What to work on: Report every line of the entries that contains the word "project".
::::
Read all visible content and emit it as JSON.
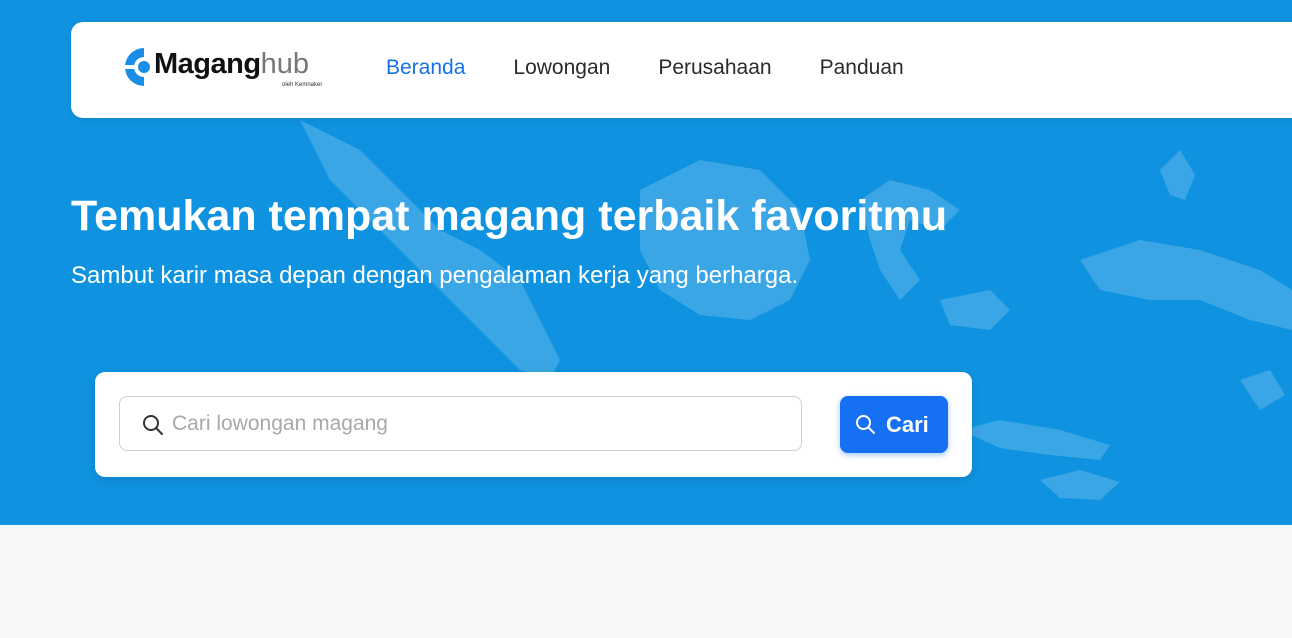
{
  "brand": {
    "name": "Magang",
    "suffix": "hub",
    "tagline": "oleh Kemnaker",
    "colors": {
      "primary": "#0f93e0",
      "accent": "#1673e6",
      "button": "#1570f2"
    }
  },
  "nav": {
    "items": [
      {
        "label": "Beranda",
        "active": true
      },
      {
        "label": "Lowongan",
        "active": false
      },
      {
        "label": "Perusahaan",
        "active": false
      },
      {
        "label": "Panduan",
        "active": false
      }
    ]
  },
  "hero": {
    "title": "Temukan tempat magang terbaik favoritmu",
    "subtitle": "Sambut karir masa depan dengan pengalaman kerja yang berharga."
  },
  "search": {
    "placeholder": "Cari lowongan magang",
    "value": "",
    "button_label": "Cari",
    "icon": "search-icon"
  }
}
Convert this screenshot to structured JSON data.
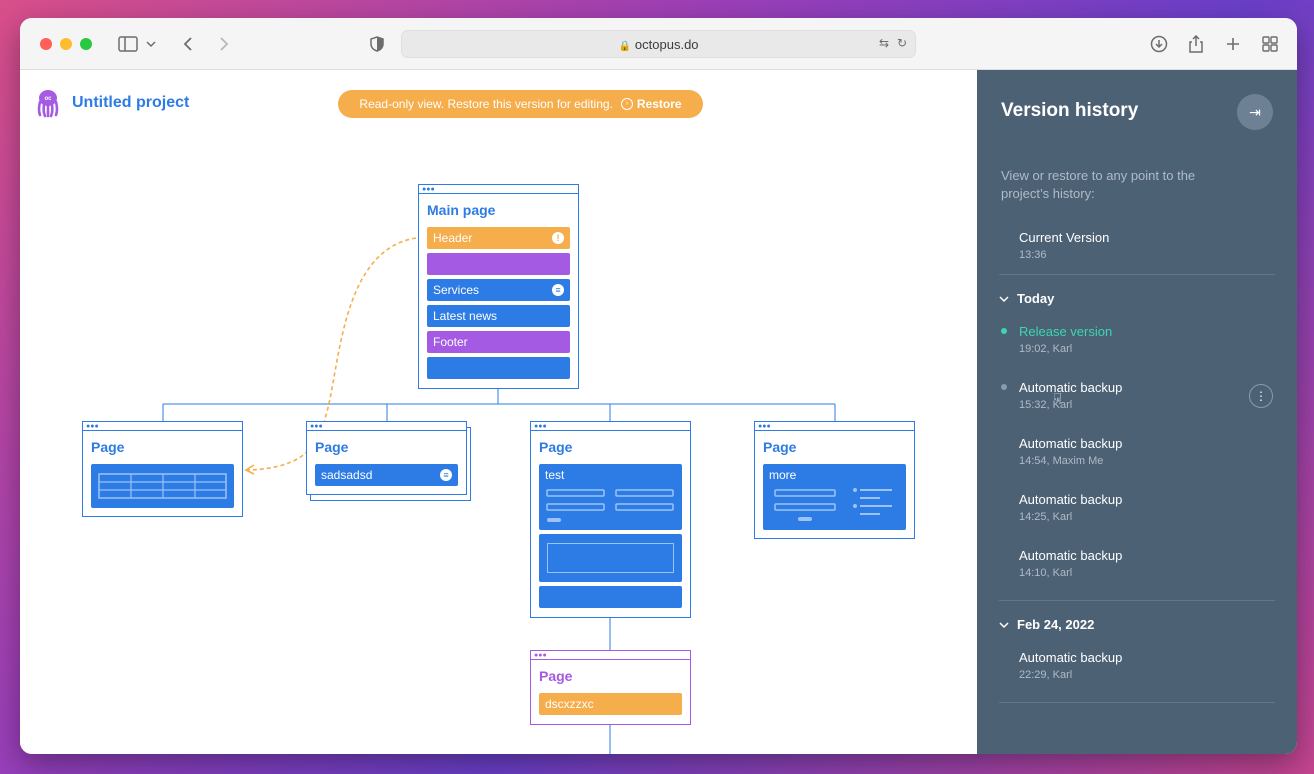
{
  "browser": {
    "url": "octopus.do",
    "traffic_colors": {
      "close": "#ff5f57",
      "minimize": "#febc2e",
      "maximize": "#28c840"
    }
  },
  "project": {
    "title": "Untitled project",
    "banner_text": "Read-only view. Restore this version for editing.",
    "restore_label": "Restore"
  },
  "sitemap": {
    "main": {
      "title": "Main page",
      "blocks": [
        {
          "label": "Header",
          "color": "#f6ad4c"
        },
        {
          "label": "",
          "color": "#a45ae2"
        },
        {
          "label": "Services",
          "color": "#2d7be5"
        },
        {
          "label": "Latest news",
          "color": "#2d7be5"
        },
        {
          "label": "Footer",
          "color": "#a45ae2"
        },
        {
          "label": "",
          "color": "#2d7be5"
        }
      ],
      "header_badge": "!"
    },
    "children": [
      {
        "title": "Page"
      },
      {
        "title": "Page",
        "block": "sadsadsd"
      },
      {
        "title": "Page",
        "block": "test"
      },
      {
        "title": "Page",
        "block": "more"
      }
    ],
    "grandchild": {
      "title": "Page",
      "block": "dscxzzxc"
    }
  },
  "sidebar": {
    "title": "Version history",
    "description": "View or restore to any point to the project’s history:",
    "current": {
      "name": "Current Version",
      "time": "13:36"
    },
    "groups": [
      {
        "label": "Today",
        "items": [
          {
            "name": "Release version",
            "meta": "19:02, Karl"
          },
          {
            "name": "Automatic backup",
            "meta": "15:32, Karl"
          },
          {
            "name": "Automatic backup",
            "meta": "14:54, Maxim Me"
          },
          {
            "name": "Automatic backup",
            "meta": "14:25, Karl"
          },
          {
            "name": "Automatic backup",
            "meta": "14:10, Karl"
          }
        ]
      },
      {
        "label": "Feb 24, 2022",
        "items": [
          {
            "name": "Automatic backup",
            "meta": "22:29, Karl"
          }
        ]
      }
    ],
    "release_color": "#3dd6b0"
  }
}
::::
Written answer:
  "project": {
    "title": "Untitled project",
    "description": "View or restore to any point to the project’s history:",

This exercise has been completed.